Another reason may be that we aren’t selecting the right type of people to be doctors. In the U. S., medical admissions systems are still heavily test-score-oriented, which means you will have a doctor who is great at taking tests. But that doesn’t necessarily translate into what patients usually find important: a doctor who listens, cares, empathizes and treats them as an equal partner. Research has shown that these traits are better captured in what is called “emotional intelligence,” measured by the emotional quotient, or EQ (in contrast to IQ). Some medical schools are shifting toward changing their admissions criteria to better reflect this need, but most have not caught on.
But aside from these reasons, we must not understate the fact that power inherently corrupts, especially when there isn’t a system in place to keep it in check. Many of the prestigious doctors who have gotten away with harming others have actually been protected by their institutions.
In one such case at Yale School of Medicine a doctor remained director of his research institute and was invited to return as chief of his division after sexually harassing a postdoc. The reality is that big-name doctors are important to big-name institutions. Some bring in large amounts of research grants; others add to the clout and prestige of the place they work. But the people in charge who have the power to do something about abuse need to ask themselves, “Is a patient’s safety not worth more than saving face or protecting research money?”
As a young doctor working my way up the academic ladder, I write this in part to remind myself what not to become. Patients deserve the best doctors, but the best doctors are not always the most famous doctors. When push comes to shove, you won’t care about how many titles are behind your doctors’ name, how many publications they’ve authored, how many research grants they’ve obtained or how many TV interviews they’ve starred in.

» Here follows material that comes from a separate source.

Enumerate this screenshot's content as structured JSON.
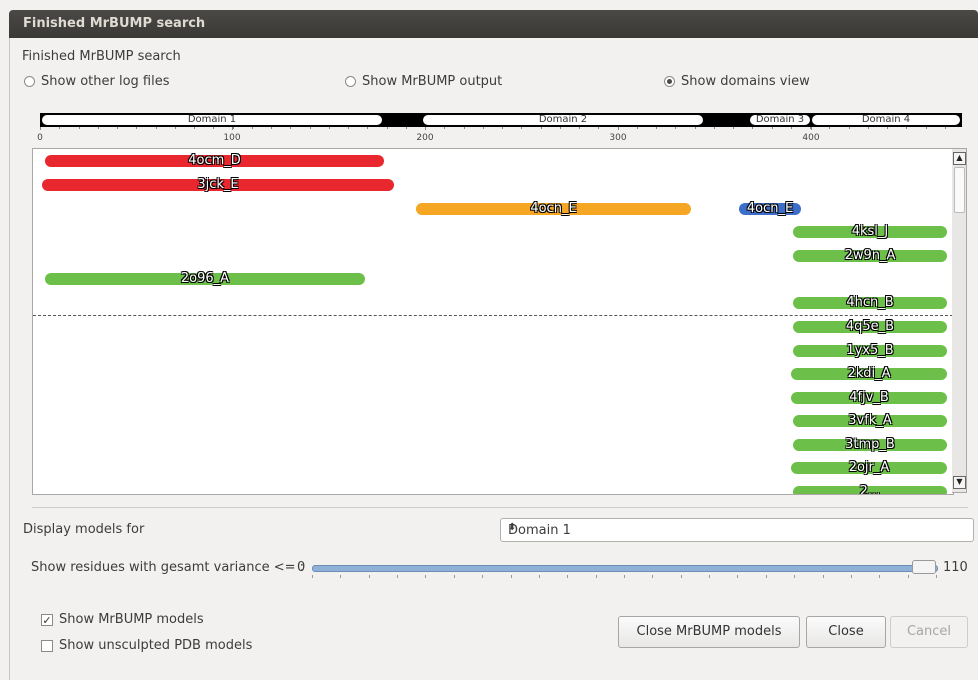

When disease really strikes, you will want someone who is at your bedside, holding your hand, treating you with respect and care and recognizing that you are a fellow human being. Doctors who think they are God won’t be able to do this. We don’t need any more powerful doctors in medicine—what we need are good people.